With both Anderson and Robinson having picked four wickets apiece, it was a race to a five-for and the young cricketer denied his senior compatriot with the record. A swinging delivery forced Bumrah to play the shot, and the ball went high before Broad grabbed it with a sharp catch at fine leg. Ollie Robinson had got his first five-wicket haul in Test match cricket.
Anderson becomes third highest wicket-taker in Tests
The English pacer surpassed Anil Kumble’s tally of 619 wickets to become third highest wicket-taker in Tests on Friday. Anderson achieved the feat by dismissing opener KL Rahul, who looked set to score a dogged century.
Only Sri Lanka’s Muttiah Muralitharan (800 wickets) and Australia’s Shane Warne (708 wickets) are ahead of him on the list of history’s top wicket-takers.
Anderson’s first wicket of Day 3 was opener KL Rahul. The veteran Englishman bowled a full delivery outside off, which straightened off the seam as Rahul edged it to Buttler while looking to drive through mid-off. He then got Thakur out with a peach of a delivery. A length ball, which invited Thakur to drive, albeit his minimal footwork. The ball hit the seam and straightened, and Thakur’s defence from the crease induced a thick edge that was grabbed by the first slip.
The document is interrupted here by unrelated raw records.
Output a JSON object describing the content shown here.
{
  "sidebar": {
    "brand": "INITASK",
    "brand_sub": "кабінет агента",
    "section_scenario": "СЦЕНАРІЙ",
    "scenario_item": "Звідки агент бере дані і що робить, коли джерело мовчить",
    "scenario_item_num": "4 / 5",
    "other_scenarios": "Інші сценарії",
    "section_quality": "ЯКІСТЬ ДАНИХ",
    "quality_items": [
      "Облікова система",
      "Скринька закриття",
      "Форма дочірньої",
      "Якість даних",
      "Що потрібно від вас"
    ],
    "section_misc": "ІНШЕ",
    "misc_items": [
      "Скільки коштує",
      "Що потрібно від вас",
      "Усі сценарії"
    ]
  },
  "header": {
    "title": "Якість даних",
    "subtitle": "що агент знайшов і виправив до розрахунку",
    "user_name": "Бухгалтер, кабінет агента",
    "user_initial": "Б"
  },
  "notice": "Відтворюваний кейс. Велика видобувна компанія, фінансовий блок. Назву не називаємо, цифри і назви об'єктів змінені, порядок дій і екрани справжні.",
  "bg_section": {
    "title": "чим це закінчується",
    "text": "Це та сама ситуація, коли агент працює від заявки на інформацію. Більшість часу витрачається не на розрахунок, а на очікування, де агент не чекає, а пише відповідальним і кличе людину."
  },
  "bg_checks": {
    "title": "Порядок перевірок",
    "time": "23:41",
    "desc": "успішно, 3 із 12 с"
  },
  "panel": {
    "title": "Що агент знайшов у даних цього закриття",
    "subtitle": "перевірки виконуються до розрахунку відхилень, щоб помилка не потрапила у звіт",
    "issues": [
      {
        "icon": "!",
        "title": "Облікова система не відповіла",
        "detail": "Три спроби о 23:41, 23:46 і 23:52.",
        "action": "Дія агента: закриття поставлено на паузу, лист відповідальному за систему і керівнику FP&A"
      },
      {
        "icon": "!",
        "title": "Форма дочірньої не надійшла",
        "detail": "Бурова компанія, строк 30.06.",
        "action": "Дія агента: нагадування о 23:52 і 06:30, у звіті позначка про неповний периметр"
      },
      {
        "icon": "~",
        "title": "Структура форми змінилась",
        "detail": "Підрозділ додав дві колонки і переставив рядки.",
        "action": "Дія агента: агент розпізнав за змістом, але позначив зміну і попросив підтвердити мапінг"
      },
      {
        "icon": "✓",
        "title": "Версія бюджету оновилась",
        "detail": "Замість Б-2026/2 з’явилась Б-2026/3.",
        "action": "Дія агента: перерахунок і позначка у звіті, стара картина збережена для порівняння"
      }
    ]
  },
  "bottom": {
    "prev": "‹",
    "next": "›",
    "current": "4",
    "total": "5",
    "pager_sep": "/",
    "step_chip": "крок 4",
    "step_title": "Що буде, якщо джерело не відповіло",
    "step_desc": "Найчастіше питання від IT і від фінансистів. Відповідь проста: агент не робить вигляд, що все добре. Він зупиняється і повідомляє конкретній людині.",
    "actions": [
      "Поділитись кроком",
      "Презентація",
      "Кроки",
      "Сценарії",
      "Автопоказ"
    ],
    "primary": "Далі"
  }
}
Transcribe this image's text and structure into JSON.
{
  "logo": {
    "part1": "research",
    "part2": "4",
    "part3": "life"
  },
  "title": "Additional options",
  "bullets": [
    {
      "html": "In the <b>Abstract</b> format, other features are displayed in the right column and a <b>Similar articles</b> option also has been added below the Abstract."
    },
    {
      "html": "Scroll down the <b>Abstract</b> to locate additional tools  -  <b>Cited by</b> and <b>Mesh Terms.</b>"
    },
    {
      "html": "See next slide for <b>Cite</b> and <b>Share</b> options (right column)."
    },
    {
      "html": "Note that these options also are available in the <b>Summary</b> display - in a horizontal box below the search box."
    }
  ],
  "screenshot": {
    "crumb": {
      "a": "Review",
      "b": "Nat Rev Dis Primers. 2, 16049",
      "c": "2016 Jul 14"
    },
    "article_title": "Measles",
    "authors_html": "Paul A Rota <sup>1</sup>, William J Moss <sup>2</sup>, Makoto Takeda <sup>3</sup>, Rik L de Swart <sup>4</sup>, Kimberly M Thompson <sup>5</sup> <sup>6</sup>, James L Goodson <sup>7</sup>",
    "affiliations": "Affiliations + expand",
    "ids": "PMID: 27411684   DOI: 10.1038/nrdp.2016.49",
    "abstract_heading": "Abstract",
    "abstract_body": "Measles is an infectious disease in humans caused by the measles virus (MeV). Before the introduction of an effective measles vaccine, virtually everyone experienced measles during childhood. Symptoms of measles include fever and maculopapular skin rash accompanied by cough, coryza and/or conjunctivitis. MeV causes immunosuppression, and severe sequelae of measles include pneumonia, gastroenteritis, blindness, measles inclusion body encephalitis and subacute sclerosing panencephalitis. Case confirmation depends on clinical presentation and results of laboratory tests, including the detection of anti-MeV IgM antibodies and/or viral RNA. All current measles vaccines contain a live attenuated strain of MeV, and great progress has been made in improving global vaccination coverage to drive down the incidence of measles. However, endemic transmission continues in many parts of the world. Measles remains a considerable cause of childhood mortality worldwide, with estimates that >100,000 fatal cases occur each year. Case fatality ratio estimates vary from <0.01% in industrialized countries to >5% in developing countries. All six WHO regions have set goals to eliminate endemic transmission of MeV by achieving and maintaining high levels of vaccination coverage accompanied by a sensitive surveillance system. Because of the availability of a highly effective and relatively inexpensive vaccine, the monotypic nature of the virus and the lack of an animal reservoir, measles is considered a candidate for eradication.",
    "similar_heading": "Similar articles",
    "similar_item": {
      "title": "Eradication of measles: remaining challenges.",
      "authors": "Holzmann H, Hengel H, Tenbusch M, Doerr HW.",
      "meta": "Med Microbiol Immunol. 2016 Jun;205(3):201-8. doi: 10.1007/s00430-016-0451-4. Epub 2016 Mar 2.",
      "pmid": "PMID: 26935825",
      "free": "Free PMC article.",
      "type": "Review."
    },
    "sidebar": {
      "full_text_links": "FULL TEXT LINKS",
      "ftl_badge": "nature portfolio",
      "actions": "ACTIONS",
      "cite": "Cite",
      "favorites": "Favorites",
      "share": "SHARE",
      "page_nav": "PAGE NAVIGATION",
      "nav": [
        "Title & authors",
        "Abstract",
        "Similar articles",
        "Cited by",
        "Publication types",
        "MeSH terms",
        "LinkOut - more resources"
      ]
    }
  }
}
In 2015, Anderson had become England’s highest wicket-taker, surpassing legendary all-rounder Ian Botham. The 37-year old, who is playing his 163rd Test match, made his debut in 2003 against Zimbabwe.
With two days left in the first Test, and in the few overs that were possible before rain ended the day’s play prematurely, the pitch looks a little settled.
The game now looks set for a grandstand finish — India will come out fresh tomorrow and will hope for good bowling conditions. On the other hand, England would love for the sun to come out. The forecast isn’t flashy and that adds another aspect into the game.